Federal Reserve Chairman Ben Bernanke discusses the QE3 policy at a news conference.
A little over a month ago, the Federal Reserve Bank celebrated its 100th anniversary. President Woodrow Wilson signed legislation creating the central bank on Dec. 23, 1913. The following year, the builders of the Federal Reserve System began laying the framework for a system of regional “reserve banks” designed to offer a bank of last resort to the nation’s financial institutions.
More than just a single, central bank, the Federal Reserve plays a vital role in sharing and communicating economic information that becomes the basis for the nation’s monetary policy. Fiscal policy – decision on taxes and spending – is the realm of Congress.
But expanding and contracting the nation’s supply of money, which has impacts on inflation and on unemployment, is left to the Federal Open Mark Committee. This group includes the seven members of the Board of Governors, plus the presidents of each of the regional reserve banks.
The last eight years – a period coinciding with two terms of service by Federal Reserve Board Chairman Benjamin Bernanke – have strained the confidence of this system. Bernanke, who departed the Fed yesterday, was criticized vehemently by both the left and the right.
In spite of undertaking an aggressive loosening of the money supply in the wake of the recession that began in 2007 and 2008, monetary policy “doves” felt he needed to do more to combat the economy’s then-staggering rates. Bernanke went about as low as he could go – keeping short-term interest rates as low as possible: effectively zero percent.

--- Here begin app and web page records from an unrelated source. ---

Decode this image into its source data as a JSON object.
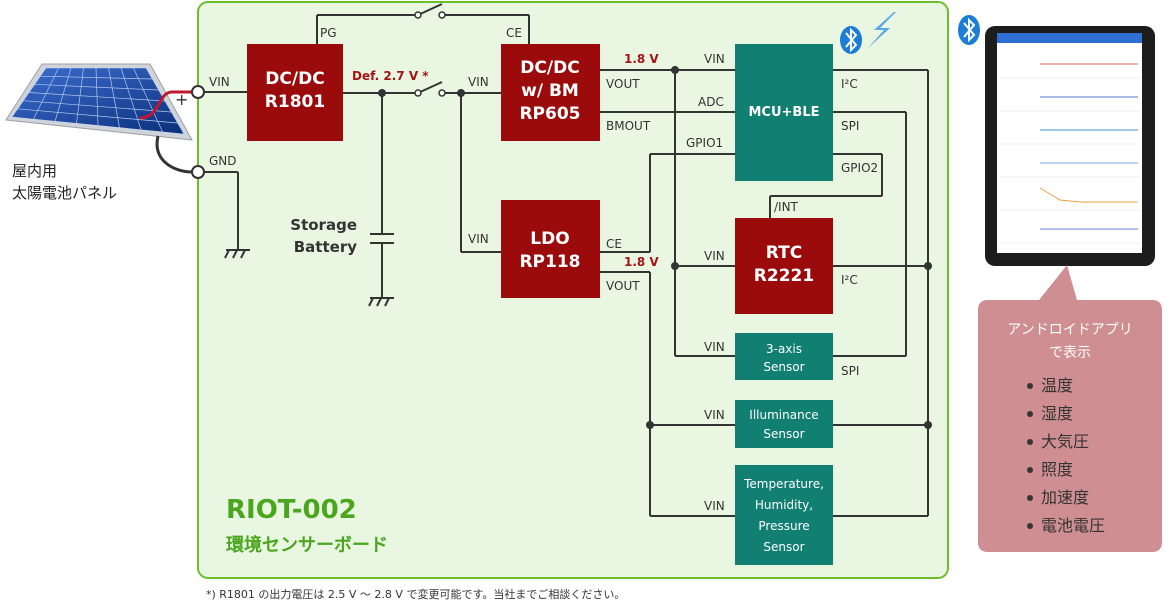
{
  "board": {
    "title": "RIOT-002",
    "subtitle": "環境センサーボード"
  },
  "panel": {
    "label_lines": [
      "屋内用",
      "太陽電池パネル"
    ],
    "plus": "+"
  },
  "chips": {
    "dcdc1": {
      "lines": [
        "DC/DC",
        "R1801"
      ]
    },
    "dcdc2": {
      "lines": [
        "DC/DC",
        "w/ BM",
        "RP605"
      ]
    },
    "ldo": {
      "lines": [
        "LDO",
        "RP118"
      ]
    },
    "mcu": {
      "lines": [
        "MCU+BLE"
      ]
    },
    "rtc": {
      "lines": [
        "RTC",
        "R2221"
      ]
    },
    "sensor3axis": {
      "lines": [
        "3-axis",
        "Sensor"
      ]
    },
    "illum": {
      "lines": [
        "Illuminance",
        "Sensor"
      ]
    },
    "thp": {
      "lines": [
        "Temperature,",
        "Humidity,",
        "Pressure",
        "Sensor"
      ]
    }
  },
  "pins": {
    "vin_main": "VIN",
    "gnd": "GND",
    "pg": "PG",
    "ce": "CE",
    "def_voltage": "Def. 2.7 V *",
    "vin": "VIN",
    "vout": "VOUT",
    "bmout": "BMOUT",
    "v18": "1.8 V",
    "adc": "ADC",
    "gpio1": "GPIO1",
    "gpio2": "GPIO2",
    "i2c": "I²C",
    "spi": "SPI",
    "int": "/INT"
  },
  "storage": {
    "lines": [
      "Storage",
      "Battery"
    ]
  },
  "android": {
    "lines": [
      "アンドロイドアプリ",
      "で表示"
    ],
    "items": [
      "温度",
      "湿度",
      "大気圧",
      "照度",
      "加速度",
      "電池電圧"
    ]
  },
  "footnote": "*) R1801 の出力電圧は 2.5 V ～ 2.8 V で変更可能です。当社までご相談ください。",
  "colors": {
    "board_fill": "#e9f6e2",
    "board_stroke": "#6bbf2a",
    "chip_red": "#9b0b0b",
    "sensor_teal": "#117f72",
    "callout_pink": "#cf8e91",
    "title_green": "#4aa61c",
    "bt_blue": "#1c7dd6"
  },
  "icons": [
    "bluetooth-icon",
    "wireless-signal-icon",
    "solar-panel-icon",
    "tablet-icon"
  ]
}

His critics on the right were, if anything, more vocal. In continuing to take steps to stimulate the economy, these monetary policy “hawks” insisted that the nation would soon lapse into inflation.
“The blasting of Bernanke from both extremes is, to put it mildly, unprecedented,” wrote Roger Lowenstein in a 2012 profile of Bernanke in The Atlantic. “Then again, the stakes have seldom been so high. With Congress paralyzed on fiscal issues, Bernanke has more influence than anyone else over the economy. As Lawrence Katz, a prominent economist at Harvard, told me, ‘He is sort of the only game in town.’”

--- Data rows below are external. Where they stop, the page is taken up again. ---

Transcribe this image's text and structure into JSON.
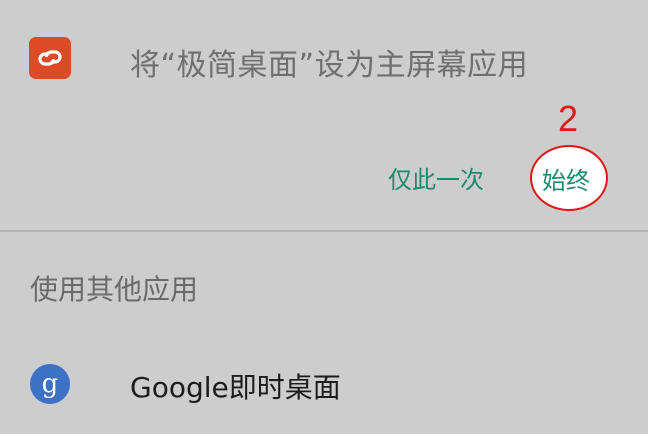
{
  "dialog": {
    "app_title": "将“极简桌面”设为主屏幕应用",
    "app_icon": "link-icon",
    "accent_color": "#1e8a6d",
    "actions": {
      "once_label": "仅此一次",
      "always_label": "始终"
    },
    "annotation": {
      "step_number": "2",
      "color": "#e01818"
    },
    "section_header": "使用其他应用",
    "other_apps": [
      {
        "name": "Google即时桌面",
        "icon": "google-g-icon",
        "icon_glyph": "g"
      }
    ]
  }
}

In our view, Bernanke embodied the best traditions of the Federal Reserve System. Whatever the institution’s failings, or Bernanke’s, few can deny that the Federal Reserve provides a strong institutional ballast against the inherent fluctuations of a market economy.
In the midst of the most trying economic period since the Great Depression, Bernanke did what the Fed does best: coalesce information from a decentralized series of reserve banks, and from expert economists, to build consensus about the best monetary policy levers to use in stabilizing the economy on a path of low inflation and low unemployment.
Just as Alan Greenspan’s legacy as Federal Reserve Chairman wasn’t complete the day after he left the institution, the same will be true of Bernanke. We hope incoming Chairman Janet Yellen – who today begins her first term at the helm of the institution – will follow Bernanke’s example of consensus, transparency, and prudence.